● **Items from an interface collection**
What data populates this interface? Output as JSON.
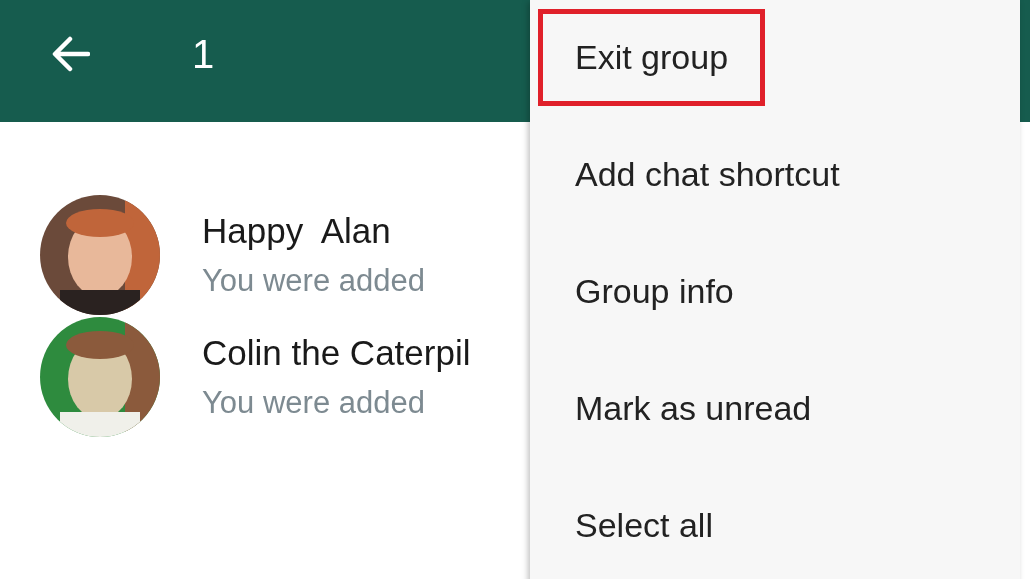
{
  "header": {
    "selected_count": "1"
  },
  "chats": [
    {
      "name": "Happy  Alan",
      "subtitle": "You were added",
      "kind": "picture"
    },
    {
      "name": "Colin the Caterpil",
      "subtitle": "You were added",
      "kind": "picture"
    }
  ],
  "menu": {
    "items": [
      {
        "label": "Exit group",
        "highlighted": true
      },
      {
        "label": "Add chat shortcut",
        "highlighted": false
      },
      {
        "label": "Group info",
        "highlighted": false
      },
      {
        "label": "Mark as unread",
        "highlighted": false
      },
      {
        "label": "Select all",
        "highlighted": false
      }
    ]
  }
}
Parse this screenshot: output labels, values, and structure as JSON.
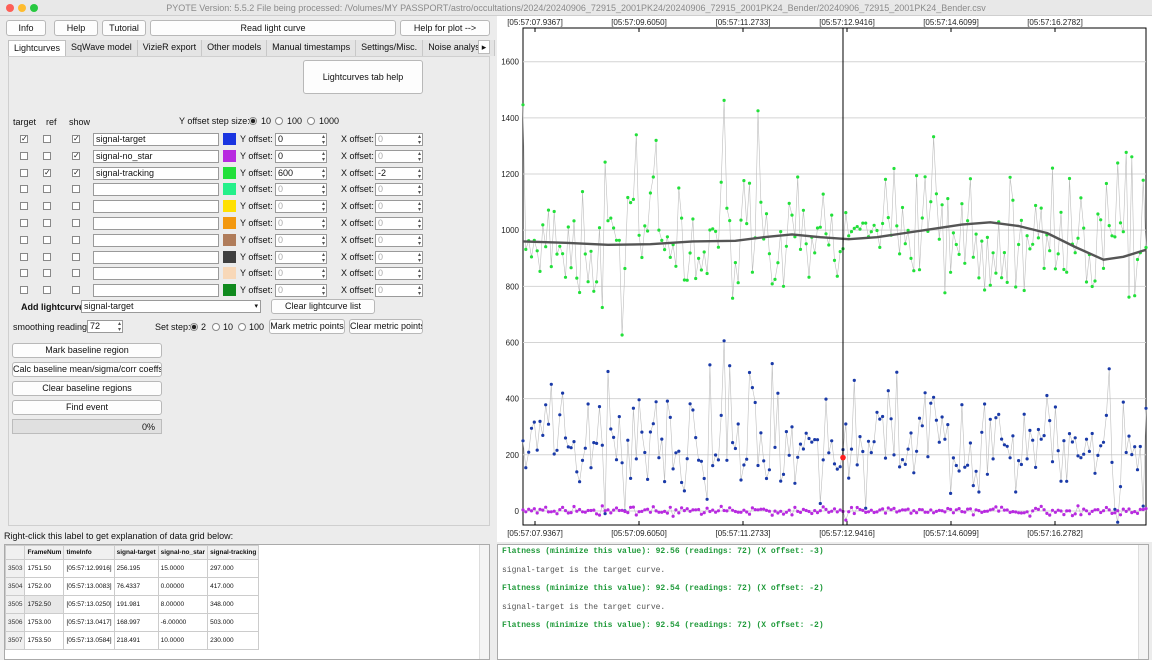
{
  "window": {
    "title": "PYOTE Version: 5.5.2  File being processed: /Volumes/MY PASSPORT/astro/occultations/2024/20240906_72915_2001PK24/20240906_72915_2001PK24_Bender/20240906_72915_2001PK24_Bender.csv"
  },
  "toolbar": {
    "info": "Info",
    "help": "Help",
    "tutorial": "Tutorial",
    "read": "Read light curve",
    "help_plot": "Help for plot -->"
  },
  "tabs": [
    "Lightcurves",
    "SqWave model",
    "VizieR export",
    "Other models",
    "Manual timestamps",
    "Settings/Misc.",
    "Noise analysis/"
  ],
  "tab_scroll": "▸",
  "panel": {
    "help_btn": "Lightcurves tab help",
    "col_target": "target",
    "col_ref": "ref",
    "col_show": "show",
    "yoffset_step_label": "Y offset step size:",
    "yoffset_steps": [
      "10",
      "100",
      "1000"
    ],
    "yoffset_label": "Y offset:",
    "xoffset_label": "X offset:",
    "rows": [
      {
        "target": true,
        "ref": false,
        "show": true,
        "name": "signal-target",
        "color": "#1a35e0",
        "y": "0",
        "x": "0",
        "enabled": true,
        "xenabled": false
      },
      {
        "target": false,
        "ref": false,
        "show": true,
        "name": "signal-no_star",
        "color": "#b82ae0",
        "y": "0",
        "x": "0",
        "enabled": true,
        "xenabled": false
      },
      {
        "target": false,
        "ref": true,
        "show": true,
        "name": "signal-tracking",
        "color": "#22e03a",
        "y": "600",
        "x": "-2",
        "enabled": true,
        "xenabled": true
      },
      {
        "target": false,
        "ref": false,
        "show": false,
        "name": "",
        "color": "#24f08a",
        "y": "0",
        "x": "0",
        "enabled": false,
        "xenabled": false
      },
      {
        "target": false,
        "ref": false,
        "show": false,
        "name": "",
        "color": "#ffe000",
        "y": "0",
        "x": "0",
        "enabled": false,
        "xenabled": false
      },
      {
        "target": false,
        "ref": false,
        "show": false,
        "name": "",
        "color": "#f3980f",
        "y": "0",
        "x": "0",
        "enabled": false,
        "xenabled": false
      },
      {
        "target": false,
        "ref": false,
        "show": false,
        "name": "",
        "color": "#b07c5a",
        "y": "0",
        "x": "0",
        "enabled": false,
        "xenabled": false
      },
      {
        "target": false,
        "ref": false,
        "show": false,
        "name": "",
        "color": "#404040",
        "y": "0",
        "x": "0",
        "enabled": false,
        "xenabled": false
      },
      {
        "target": false,
        "ref": false,
        "show": false,
        "name": "",
        "color": "#f8d8b8",
        "y": "0",
        "x": "0",
        "enabled": false,
        "xenabled": false
      },
      {
        "target": false,
        "ref": false,
        "show": false,
        "name": "",
        "color": "#108a1e",
        "y": "0",
        "x": "0",
        "enabled": false,
        "xenabled": false
      }
    ],
    "add_lc_label": "Add lightcurve",
    "add_lc_value": "signal-target",
    "clear_lc_btn": "Clear lightcurve list",
    "smoothing_label": "smoothing readings",
    "smoothing_value": "72",
    "set_step_label": "Set step:",
    "set_steps": [
      "2",
      "10",
      "100"
    ],
    "mark_metric_btn": "Mark metric points",
    "clear_metric_btn": "Clear metric points",
    "mark_baseline_btn": "Mark baseline region",
    "calc_baseline_btn": "Calc baseline mean/sigma/corr coeffs",
    "clear_baseline_btn": "Clear baseline regions",
    "find_event_btn": "Find event",
    "progress": 0,
    "progress_text": "0%"
  },
  "grid": {
    "label": "Right-click this label to get explanation of data grid below:",
    "headers": [
      "FrameNum",
      "timeInfo",
      "signal-target",
      "signal-no_star",
      "signal-tracking"
    ],
    "rows": [
      {
        "rn": "3503",
        "cells": [
          "1751.50",
          "[05:57:12.9916]",
          "256.195",
          "15.0000",
          "297.000"
        ]
      },
      {
        "rn": "3504",
        "cells": [
          "1752.00",
          "[05:57:13.0083]",
          "76.4337",
          "0.00000",
          "417.000"
        ]
      },
      {
        "rn": "3505",
        "cells": [
          "1752.50",
          "[05:57:13.0250]",
          "191.981",
          "8.00000",
          "348.000"
        ]
      },
      {
        "rn": "3506",
        "cells": [
          "1753.00",
          "[05:57:13.0417]",
          "168.997",
          "-6.00000",
          "503.000"
        ]
      },
      {
        "rn": "3507",
        "cells": [
          "1753.50",
          "[05:57:13.0584]",
          "218.491",
          "10.0000",
          "230.000"
        ]
      }
    ]
  },
  "console": {
    "lines": [
      {
        "text": "Flatness (minimize this value): 92.56 (readings: 72) (X offset: -3)",
        "style": "green"
      },
      {
        "text": "signal-target is the target curve.",
        "style": "grey"
      },
      {
        "text": "Flatness (minimize this value): 92.54 (readings: 72) (X offset: -2)",
        "style": "green"
      },
      {
        "text": "signal-target is the target curve.",
        "style": "grey"
      },
      {
        "text": "Flatness (minimize this value): 92.54 (readings: 72) (X offset: -2)",
        "style": "green"
      }
    ]
  },
  "chart_data": {
    "type": "scatter",
    "x_ticks": [
      "05:57:07.9367",
      "05:57:09.6050",
      "05:57:11.2733",
      "05:57:12.9416",
      "05:57:14.6099",
      "05:57:16.2782"
    ],
    "y_ticks": [
      0,
      200,
      400,
      600,
      800,
      1000,
      1200,
      1400,
      1600
    ],
    "ylim": [
      -50,
      1720
    ],
    "xlim": [
      0,
      220
    ],
    "cursor_x": 113,
    "marked_point": {
      "x": 113,
      "y": 190
    },
    "series": [
      {
        "name": "signal-tracking",
        "color": "#22e03a",
        "mean": 960,
        "sd": 125,
        "shift": 600
      },
      {
        "name": "smoothed",
        "color": "#555555",
        "points": [
          [
            0,
            960
          ],
          [
            15,
            955
          ],
          [
            30,
            948
          ],
          [
            45,
            950
          ],
          [
            60,
            960
          ],
          [
            75,
            962
          ],
          [
            85,
            975
          ],
          [
            95,
            985
          ],
          [
            105,
            975
          ],
          [
            115,
            968
          ],
          [
            125,
            975
          ],
          [
            135,
            990
          ],
          [
            145,
            1005
          ],
          [
            155,
            1020
          ],
          [
            165,
            1028
          ],
          [
            175,
            1015
          ],
          [
            185,
            990
          ],
          [
            195,
            940
          ],
          [
            205,
            895
          ],
          [
            212,
            905
          ],
          [
            220,
            930
          ]
        ]
      },
      {
        "name": "signal-target",
        "color": "#1a3aa8",
        "mean": 225,
        "sd": 95
      },
      {
        "name": "signal-no_star",
        "color": "#b82ae0",
        "mean": 0,
        "sd": 8
      }
    ]
  }
}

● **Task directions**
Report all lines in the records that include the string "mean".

● **Result for this exercise**
    "calc_baseline_btn": "Calc baseline mean/sigma/corr coeffs",
        "mean": 960,
        "mean": 225,
        "mean": 0,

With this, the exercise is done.